Yan Xing (b. 1986, China) is known for his interdisciplinary projects which have built a complex, compelling body of work that reflects critically on how history is manufactured today. He graduated from Sichuan Fine Arts Institute in 2009, in 2012 won the Chinese Contemporary Art Award for Best Young Artist; that year, he also received a nomination for the Future Generation Art Prize from the Pinchuk Art Centre. Yan Xing has exhibited and performed extensively, at venues such as the Stedelijk Museum Amsterdam, Rubell Family Collection, Eli and Edythe Broad Art Museum, Ullens Center for Contemporary Art, Contemporary Arts Museum Houston, and Kadist Art Foundation. His latest solo exhibition opened last June at the Kunsthalle Basel.

Across the River and into the Trees (2016) was performed on April 2 and 3, 2016, at the Tenuta dello Scompiglio.
HD video (color, silent), 25′23″min.
Italian Caption and English Subtitle are available.
Performed on April 2 and 3, 2016, at the Tenuta dello Scompiglio, Capannori, Italy.
Commissioned by Associazione Culturale Dello Scompiglio, Capannori, Italy.
Performance contributed by the following participants: Matteo Coluccia, Paolo Cuppone, Gianluca Truss Forgia, Stefano Giuri, Stefano Macaone, Samuele De Santis, Francesco De Tommaso.
Courtesy of the artist.
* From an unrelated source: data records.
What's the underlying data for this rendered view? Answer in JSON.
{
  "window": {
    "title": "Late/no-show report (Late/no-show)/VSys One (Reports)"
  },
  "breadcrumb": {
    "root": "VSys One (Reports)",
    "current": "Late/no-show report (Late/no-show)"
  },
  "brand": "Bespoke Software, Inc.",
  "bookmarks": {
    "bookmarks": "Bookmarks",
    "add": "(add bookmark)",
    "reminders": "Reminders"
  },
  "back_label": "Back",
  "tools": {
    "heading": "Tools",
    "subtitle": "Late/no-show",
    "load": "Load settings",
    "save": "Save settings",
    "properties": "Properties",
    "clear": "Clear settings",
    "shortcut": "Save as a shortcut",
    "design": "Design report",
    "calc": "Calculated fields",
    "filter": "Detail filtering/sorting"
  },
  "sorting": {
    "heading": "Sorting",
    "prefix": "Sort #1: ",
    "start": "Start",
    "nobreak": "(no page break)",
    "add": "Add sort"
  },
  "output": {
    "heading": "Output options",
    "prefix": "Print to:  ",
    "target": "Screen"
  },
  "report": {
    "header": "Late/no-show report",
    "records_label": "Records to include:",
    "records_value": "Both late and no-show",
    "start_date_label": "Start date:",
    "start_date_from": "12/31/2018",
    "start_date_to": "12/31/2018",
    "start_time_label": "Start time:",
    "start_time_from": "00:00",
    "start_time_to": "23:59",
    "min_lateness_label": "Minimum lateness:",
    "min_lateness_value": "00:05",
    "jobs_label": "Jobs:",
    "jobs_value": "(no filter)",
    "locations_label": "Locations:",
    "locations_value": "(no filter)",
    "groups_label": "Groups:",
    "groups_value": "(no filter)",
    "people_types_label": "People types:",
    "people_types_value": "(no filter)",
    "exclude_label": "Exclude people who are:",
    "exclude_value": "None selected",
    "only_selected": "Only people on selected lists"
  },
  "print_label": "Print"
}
This event and Rupert Residencies programme is kindly supported by Lithuanian Council for Culture and Pakrantė.